What you should do: Look through the entries for the string "name" and copy every line where it shows up.
------------
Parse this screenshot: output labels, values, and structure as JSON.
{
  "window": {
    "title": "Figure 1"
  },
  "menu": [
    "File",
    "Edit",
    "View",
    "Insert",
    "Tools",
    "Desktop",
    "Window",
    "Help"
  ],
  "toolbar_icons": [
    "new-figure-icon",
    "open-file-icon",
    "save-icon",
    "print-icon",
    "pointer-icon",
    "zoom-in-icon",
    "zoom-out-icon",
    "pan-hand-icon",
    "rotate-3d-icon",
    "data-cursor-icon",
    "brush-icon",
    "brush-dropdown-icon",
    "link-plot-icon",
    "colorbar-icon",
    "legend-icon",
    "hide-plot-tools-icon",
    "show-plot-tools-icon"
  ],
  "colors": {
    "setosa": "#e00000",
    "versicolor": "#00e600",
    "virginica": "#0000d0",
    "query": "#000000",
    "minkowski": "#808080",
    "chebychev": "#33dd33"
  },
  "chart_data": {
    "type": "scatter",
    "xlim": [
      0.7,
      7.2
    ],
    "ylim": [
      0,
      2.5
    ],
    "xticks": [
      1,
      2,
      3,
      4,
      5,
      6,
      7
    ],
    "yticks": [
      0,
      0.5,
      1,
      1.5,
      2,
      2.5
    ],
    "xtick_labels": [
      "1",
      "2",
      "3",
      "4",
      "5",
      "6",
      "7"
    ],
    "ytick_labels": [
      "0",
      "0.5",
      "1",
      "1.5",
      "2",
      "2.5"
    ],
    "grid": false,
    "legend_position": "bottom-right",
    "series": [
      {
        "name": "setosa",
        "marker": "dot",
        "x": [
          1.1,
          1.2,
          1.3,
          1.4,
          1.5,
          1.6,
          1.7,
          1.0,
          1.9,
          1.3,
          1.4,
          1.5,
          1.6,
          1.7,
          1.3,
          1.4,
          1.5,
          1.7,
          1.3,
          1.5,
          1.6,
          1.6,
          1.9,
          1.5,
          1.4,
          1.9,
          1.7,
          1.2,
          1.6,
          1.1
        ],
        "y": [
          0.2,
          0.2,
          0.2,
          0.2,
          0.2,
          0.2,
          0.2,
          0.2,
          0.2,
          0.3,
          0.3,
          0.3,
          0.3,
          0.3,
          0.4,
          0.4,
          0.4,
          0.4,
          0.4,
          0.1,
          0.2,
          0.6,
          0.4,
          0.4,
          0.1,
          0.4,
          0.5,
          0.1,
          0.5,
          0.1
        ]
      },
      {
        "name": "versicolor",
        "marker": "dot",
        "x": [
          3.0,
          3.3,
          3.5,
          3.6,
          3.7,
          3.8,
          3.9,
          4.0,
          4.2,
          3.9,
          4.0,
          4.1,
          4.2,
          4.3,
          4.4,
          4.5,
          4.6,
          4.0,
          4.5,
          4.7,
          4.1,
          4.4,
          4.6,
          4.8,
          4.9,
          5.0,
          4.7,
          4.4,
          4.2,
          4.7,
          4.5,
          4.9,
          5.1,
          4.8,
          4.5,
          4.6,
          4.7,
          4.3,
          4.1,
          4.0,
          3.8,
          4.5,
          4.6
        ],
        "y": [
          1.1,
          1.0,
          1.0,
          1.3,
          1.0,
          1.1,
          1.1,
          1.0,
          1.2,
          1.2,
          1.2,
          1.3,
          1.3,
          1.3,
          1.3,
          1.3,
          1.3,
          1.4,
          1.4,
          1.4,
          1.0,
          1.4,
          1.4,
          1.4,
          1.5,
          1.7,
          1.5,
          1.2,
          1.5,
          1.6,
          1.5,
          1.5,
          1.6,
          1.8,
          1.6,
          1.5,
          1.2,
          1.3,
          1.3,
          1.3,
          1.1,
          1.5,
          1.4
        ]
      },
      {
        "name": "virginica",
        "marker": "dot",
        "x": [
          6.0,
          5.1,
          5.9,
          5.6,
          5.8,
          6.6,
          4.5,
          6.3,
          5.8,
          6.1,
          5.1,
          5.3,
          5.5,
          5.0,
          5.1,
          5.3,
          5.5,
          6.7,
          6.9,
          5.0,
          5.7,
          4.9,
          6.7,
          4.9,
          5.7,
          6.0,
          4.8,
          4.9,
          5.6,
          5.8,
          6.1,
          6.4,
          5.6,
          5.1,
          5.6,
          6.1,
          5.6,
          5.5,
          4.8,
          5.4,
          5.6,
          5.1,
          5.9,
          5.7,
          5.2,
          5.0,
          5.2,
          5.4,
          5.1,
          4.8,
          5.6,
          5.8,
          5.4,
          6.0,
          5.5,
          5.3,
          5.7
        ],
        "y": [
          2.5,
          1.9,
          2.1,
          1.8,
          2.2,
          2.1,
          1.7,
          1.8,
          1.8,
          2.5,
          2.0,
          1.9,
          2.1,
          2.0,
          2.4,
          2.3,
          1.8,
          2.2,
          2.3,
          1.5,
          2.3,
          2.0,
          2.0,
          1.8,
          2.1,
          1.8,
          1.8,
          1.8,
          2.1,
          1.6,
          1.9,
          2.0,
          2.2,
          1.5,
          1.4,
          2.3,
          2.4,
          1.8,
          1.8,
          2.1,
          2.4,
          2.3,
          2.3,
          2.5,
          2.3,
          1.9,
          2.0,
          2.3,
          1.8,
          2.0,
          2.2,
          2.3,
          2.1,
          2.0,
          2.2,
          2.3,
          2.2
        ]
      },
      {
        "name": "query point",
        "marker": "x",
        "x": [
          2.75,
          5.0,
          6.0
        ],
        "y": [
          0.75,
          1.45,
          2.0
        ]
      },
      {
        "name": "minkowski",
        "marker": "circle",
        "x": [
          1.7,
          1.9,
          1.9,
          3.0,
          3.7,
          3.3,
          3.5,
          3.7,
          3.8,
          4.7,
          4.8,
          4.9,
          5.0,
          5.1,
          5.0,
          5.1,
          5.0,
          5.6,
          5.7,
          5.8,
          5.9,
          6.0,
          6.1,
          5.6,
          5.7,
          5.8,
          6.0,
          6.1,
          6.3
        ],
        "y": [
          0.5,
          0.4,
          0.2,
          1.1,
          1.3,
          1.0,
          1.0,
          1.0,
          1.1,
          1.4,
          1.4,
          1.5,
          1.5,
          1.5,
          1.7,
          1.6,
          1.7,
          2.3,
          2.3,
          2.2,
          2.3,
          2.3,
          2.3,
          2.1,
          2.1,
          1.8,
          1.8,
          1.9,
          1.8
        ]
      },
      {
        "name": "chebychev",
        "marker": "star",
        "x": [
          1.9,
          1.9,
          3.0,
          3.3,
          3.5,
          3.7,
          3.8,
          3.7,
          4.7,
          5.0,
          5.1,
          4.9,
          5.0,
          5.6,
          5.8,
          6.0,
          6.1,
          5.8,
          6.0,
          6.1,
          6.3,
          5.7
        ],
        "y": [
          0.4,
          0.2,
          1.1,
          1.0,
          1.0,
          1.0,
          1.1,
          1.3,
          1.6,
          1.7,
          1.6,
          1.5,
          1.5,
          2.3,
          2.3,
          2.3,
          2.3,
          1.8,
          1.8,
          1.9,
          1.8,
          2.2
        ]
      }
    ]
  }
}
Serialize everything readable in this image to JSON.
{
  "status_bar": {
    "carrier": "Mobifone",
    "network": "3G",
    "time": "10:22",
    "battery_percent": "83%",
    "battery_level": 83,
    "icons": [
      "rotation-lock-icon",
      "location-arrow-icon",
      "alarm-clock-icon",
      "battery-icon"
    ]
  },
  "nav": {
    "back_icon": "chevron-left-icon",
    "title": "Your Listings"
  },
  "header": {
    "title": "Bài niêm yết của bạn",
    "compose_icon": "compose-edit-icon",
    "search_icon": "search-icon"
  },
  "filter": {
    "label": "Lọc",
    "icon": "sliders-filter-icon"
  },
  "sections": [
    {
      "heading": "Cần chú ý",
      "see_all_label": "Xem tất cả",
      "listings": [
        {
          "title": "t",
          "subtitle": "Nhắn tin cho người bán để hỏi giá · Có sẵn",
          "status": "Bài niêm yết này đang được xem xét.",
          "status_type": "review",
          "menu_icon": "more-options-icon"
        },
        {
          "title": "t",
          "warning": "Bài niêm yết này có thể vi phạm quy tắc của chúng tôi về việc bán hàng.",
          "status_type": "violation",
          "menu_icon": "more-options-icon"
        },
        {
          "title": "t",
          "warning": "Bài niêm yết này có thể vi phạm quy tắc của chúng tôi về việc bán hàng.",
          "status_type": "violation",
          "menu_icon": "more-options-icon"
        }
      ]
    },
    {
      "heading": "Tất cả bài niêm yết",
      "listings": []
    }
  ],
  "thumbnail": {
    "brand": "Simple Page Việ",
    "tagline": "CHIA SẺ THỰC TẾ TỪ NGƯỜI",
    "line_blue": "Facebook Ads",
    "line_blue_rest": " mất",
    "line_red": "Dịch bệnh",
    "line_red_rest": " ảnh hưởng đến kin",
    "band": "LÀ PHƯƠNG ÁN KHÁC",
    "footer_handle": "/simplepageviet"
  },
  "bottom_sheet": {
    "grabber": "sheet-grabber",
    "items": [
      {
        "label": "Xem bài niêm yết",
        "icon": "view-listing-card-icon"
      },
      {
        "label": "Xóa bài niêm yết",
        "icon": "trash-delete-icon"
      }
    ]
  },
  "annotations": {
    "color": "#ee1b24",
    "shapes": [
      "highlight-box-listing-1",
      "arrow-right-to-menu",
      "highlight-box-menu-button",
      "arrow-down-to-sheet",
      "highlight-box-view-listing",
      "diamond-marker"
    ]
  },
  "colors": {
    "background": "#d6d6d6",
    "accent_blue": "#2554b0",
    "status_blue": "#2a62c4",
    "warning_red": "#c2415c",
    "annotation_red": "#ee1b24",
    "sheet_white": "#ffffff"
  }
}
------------
Exercise response:
        "name": "setosa",
        "name": "versicolor",
        "name": "virginica",
        "name": "query point",
        "name": "minkowski",
        "name": "chebychev",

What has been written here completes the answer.